Dataset:
Start of Block

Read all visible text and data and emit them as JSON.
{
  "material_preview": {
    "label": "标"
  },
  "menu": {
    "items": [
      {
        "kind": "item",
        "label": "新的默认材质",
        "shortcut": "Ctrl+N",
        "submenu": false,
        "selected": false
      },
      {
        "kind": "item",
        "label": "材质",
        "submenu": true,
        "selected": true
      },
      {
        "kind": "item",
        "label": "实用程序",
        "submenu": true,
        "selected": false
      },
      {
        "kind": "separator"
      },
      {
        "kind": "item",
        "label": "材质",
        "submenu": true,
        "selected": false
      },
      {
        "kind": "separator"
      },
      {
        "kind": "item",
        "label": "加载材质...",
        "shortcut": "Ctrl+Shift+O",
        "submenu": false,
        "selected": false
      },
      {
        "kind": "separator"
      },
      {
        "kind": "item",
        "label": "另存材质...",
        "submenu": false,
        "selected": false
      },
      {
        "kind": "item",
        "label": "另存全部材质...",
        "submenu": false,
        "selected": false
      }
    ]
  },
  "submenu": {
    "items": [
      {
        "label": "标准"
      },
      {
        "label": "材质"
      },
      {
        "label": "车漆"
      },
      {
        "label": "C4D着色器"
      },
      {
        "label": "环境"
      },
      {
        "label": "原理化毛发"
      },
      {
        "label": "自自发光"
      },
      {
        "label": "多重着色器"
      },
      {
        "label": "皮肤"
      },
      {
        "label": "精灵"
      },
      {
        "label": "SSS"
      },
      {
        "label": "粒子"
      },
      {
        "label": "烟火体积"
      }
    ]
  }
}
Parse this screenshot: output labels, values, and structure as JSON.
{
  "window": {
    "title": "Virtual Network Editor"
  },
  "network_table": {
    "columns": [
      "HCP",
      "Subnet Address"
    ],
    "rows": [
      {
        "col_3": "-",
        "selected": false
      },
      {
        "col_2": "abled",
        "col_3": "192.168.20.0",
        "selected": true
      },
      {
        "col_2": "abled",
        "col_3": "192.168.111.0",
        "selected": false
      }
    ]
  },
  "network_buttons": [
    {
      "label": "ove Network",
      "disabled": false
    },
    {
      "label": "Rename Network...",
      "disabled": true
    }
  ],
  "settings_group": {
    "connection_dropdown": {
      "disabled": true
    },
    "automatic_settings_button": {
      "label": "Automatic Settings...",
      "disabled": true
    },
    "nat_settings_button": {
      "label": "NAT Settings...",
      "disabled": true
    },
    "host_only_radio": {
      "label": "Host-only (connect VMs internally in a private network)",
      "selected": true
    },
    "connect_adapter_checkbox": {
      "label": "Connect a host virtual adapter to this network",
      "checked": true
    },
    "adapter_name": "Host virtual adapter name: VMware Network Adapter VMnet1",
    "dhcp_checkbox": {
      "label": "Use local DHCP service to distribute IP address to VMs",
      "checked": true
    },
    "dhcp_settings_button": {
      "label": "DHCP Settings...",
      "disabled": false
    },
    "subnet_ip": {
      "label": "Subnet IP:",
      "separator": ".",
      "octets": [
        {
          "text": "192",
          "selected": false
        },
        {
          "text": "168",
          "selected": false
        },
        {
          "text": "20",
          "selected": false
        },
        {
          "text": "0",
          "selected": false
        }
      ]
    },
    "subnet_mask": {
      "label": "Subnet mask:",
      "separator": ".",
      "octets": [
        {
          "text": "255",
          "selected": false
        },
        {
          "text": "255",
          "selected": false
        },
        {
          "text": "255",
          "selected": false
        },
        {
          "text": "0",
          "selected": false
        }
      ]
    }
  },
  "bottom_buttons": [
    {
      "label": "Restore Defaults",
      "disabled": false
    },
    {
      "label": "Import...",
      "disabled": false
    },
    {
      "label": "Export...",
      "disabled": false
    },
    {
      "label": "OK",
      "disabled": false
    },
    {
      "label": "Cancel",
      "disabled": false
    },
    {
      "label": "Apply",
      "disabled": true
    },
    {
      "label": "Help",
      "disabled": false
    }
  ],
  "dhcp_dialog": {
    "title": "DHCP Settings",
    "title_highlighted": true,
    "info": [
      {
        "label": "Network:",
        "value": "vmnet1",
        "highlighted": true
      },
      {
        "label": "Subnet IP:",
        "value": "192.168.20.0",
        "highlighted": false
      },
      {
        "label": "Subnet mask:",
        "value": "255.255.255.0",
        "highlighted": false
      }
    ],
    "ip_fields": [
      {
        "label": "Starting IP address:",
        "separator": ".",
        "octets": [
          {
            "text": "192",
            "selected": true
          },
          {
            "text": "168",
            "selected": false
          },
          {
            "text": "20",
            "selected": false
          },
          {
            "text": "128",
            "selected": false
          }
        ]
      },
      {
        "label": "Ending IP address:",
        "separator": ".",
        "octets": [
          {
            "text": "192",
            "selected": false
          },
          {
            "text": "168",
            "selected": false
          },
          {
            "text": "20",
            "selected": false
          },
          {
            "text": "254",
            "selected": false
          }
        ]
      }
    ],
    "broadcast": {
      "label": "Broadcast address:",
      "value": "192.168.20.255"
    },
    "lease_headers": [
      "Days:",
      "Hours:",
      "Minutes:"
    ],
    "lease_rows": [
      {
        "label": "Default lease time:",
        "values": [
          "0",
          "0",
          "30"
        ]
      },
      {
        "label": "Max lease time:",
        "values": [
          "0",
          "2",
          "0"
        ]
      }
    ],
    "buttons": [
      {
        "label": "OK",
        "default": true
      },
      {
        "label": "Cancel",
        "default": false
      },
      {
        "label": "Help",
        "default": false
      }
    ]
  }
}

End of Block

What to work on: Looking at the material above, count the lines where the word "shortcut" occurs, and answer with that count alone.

Solution to this exercise: 2